[Web page and app entries]
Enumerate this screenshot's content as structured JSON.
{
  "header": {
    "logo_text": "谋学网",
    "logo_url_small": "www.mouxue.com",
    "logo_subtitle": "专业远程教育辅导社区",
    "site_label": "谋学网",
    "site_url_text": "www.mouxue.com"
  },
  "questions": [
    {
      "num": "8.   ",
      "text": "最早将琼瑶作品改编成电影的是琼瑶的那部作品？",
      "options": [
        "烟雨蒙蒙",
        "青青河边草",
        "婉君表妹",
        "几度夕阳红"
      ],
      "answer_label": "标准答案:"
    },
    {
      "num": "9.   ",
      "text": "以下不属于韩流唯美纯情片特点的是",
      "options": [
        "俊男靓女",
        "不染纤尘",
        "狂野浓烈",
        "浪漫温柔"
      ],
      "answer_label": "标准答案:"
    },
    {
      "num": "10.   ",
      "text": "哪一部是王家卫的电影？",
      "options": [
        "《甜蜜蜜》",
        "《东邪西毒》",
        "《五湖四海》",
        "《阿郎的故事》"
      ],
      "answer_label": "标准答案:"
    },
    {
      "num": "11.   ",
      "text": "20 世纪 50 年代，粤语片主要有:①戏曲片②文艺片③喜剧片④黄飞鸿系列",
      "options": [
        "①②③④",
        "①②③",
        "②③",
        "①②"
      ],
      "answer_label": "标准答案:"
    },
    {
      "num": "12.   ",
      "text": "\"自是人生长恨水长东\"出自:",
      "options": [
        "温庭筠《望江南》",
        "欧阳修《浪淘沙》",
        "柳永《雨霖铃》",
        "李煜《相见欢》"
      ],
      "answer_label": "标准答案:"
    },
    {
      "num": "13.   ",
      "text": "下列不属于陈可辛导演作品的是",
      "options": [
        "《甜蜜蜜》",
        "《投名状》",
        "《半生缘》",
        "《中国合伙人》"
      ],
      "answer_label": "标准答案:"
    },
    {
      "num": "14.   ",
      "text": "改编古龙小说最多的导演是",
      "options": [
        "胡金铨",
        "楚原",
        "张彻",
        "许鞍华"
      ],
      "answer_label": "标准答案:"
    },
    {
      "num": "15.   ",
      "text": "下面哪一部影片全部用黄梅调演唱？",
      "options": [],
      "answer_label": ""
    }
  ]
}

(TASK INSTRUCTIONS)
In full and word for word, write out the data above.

(ANSWER BOX)
Enumerate this screenshot's content as structured JSON.
{
  "header": {
    "logo_text": "谋学网",
    "logo_url_small": "www.mouxue.com",
    "logo_subtitle": "专业远程教育辅导社区",
    "site_label": "谋学网",
    "site_url_text": "www.mouxue.com"
  },
  "questions": [
    {
      "num": "8.   ",
      "text": "最早将琼瑶作品改编成电影的是琼瑶的那部作品？",
      "options": [
        "烟雨蒙蒙",
        "青青河边草",
        "婉君表妹",
        "几度夕阳红"
      ],
      "answer_label": "标准答案:"
    },
    {
      "num": "9.   ",
      "text": "以下不属于韩流唯美纯情片特点的是",
      "options": [
        "俊男靓女",
        "不染纤尘",
        "狂野浓烈",
        "浪漫温柔"
      ],
      "answer_label": "标准答案:"
    },
    {
      "num": "10.   ",
      "text": "哪一部是王家卫的电影？",
      "options": [
        "《甜蜜蜜》",
        "《东邪西毒》",
        "《五湖四海》",
        "《阿郎的故事》"
      ],
      "answer_label": "标准答案:"
    },
    {
      "num": "11.   ",
      "text": "20 世纪 50 年代，粤语片主要有:①戏曲片②文艺片③喜剧片④黄飞鸿系列",
      "options": [
        "①②③④",
        "①②③",
        "②③",
        "①②"
      ],
      "answer_label": "标准答案:"
    },
    {
      "num": "12.   ",
      "text": "\"自是人生长恨水长东\"出自:",
      "options": [
        "温庭筠《望江南》",
        "欧阳修《浪淘沙》",
        "柳永《雨霖铃》",
        "李煜《相见欢》"
      ],
      "answer_label": "标准答案:"
    },
    {
      "num": "13.   ",
      "text": "下列不属于陈可辛导演作品的是",
      "options": [
        "《甜蜜蜜》",
        "《投名状》",
        "《半生缘》",
        "《中国合伙人》"
      ],
      "answer_label": "标准答案:"
    },
    {
      "num": "14.   ",
      "text": "改编古龙小说最多的导演是",
      "options": [
        "胡金铨",
        "楚原",
        "张彻",
        "许鞍华"
      ],
      "answer_label": "标准答案:"
    },
    {
      "num": "15.   ",
      "text": "下面哪一部影片全部用黄梅调演唱？",
      "options": [],
      "answer_label": ""
    }
  ]
}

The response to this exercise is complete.